Task goal »
Print all the entries exactly.

Information shown »
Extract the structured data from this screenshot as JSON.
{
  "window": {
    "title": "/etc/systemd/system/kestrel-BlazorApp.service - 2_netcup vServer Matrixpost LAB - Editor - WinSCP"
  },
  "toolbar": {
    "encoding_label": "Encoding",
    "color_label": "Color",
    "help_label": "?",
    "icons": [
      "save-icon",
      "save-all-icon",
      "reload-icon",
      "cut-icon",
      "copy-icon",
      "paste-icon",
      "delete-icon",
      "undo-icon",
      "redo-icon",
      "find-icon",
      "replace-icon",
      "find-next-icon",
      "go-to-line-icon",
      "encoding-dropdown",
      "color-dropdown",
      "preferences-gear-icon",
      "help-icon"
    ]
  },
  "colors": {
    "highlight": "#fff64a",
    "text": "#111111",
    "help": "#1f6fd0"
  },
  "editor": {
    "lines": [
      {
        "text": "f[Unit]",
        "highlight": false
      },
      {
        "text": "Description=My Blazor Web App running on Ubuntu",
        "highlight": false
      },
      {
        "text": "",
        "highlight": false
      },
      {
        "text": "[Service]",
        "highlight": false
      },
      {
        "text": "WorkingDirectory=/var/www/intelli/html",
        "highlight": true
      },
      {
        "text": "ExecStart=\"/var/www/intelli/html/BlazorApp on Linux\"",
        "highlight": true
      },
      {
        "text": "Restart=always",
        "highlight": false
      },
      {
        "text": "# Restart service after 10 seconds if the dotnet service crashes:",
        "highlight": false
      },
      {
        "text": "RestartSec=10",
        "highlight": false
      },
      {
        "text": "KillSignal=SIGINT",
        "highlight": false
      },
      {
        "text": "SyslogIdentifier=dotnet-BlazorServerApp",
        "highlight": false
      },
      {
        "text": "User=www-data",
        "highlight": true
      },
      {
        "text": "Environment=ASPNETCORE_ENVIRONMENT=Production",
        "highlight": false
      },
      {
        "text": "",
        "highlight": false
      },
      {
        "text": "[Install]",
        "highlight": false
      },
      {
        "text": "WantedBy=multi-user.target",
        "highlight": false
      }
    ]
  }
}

Answer to the exercise »
Extract the structured data from this screenshot as JSON.
{
  "window": {
    "title": "/etc/systemd/system/kestrel-BlazorApp.service - 2_netcup vServer Matrixpost LAB - Editor - WinSCP"
  },
  "toolbar": {
    "encoding_label": "Encoding",
    "color_label": "Color",
    "help_label": "?",
    "icons": [
      "save-icon",
      "save-all-icon",
      "reload-icon",
      "cut-icon",
      "copy-icon",
      "paste-icon",
      "delete-icon",
      "undo-icon",
      "redo-icon",
      "find-icon",
      "replace-icon",
      "find-next-icon",
      "go-to-line-icon",
      "encoding-dropdown",
      "color-dropdown",
      "preferences-gear-icon",
      "help-icon"
    ]
  },
  "colors": {
    "highlight": "#fff64a",
    "text": "#111111",
    "help": "#1f6fd0"
  },
  "editor": {
    "lines": [
      {
        "text": "f[Unit]",
        "highlight": false
      },
      {
        "text": "Description=My Blazor Web App running on Ubuntu",
        "highlight": false
      },
      {
        "text": "",
        "highlight": false
      },
      {
        "text": "[Service]",
        "highlight": false
      },
      {
        "text": "WorkingDirectory=/var/www/intelli/html",
        "highlight": true
      },
      {
        "text": "ExecStart=\"/var/www/intelli/html/BlazorApp on Linux\"",
        "highlight": true
      },
      {
        "text": "Restart=always",
        "highlight": false
      },
      {
        "text": "# Restart service after 10 seconds if the dotnet service crashes:",
        "highlight": false
      },
      {
        "text": "RestartSec=10",
        "highlight": false
      },
      {
        "text": "KillSignal=SIGINT",
        "highlight": false
      },
      {
        "text": "SyslogIdentifier=dotnet-BlazorServerApp",
        "highlight": false
      },
      {
        "text": "User=www-data",
        "highlight": true
      },
      {
        "text": "Environment=ASPNETCORE_ENVIRONMENT=Production",
        "highlight": false
      },
      {
        "text": "",
        "highlight": false
      },
      {
        "text": "[Install]",
        "highlight": false
      },
      {
        "text": "WantedBy=multi-user.target",
        "highlight": false
      }
    ]
  }
}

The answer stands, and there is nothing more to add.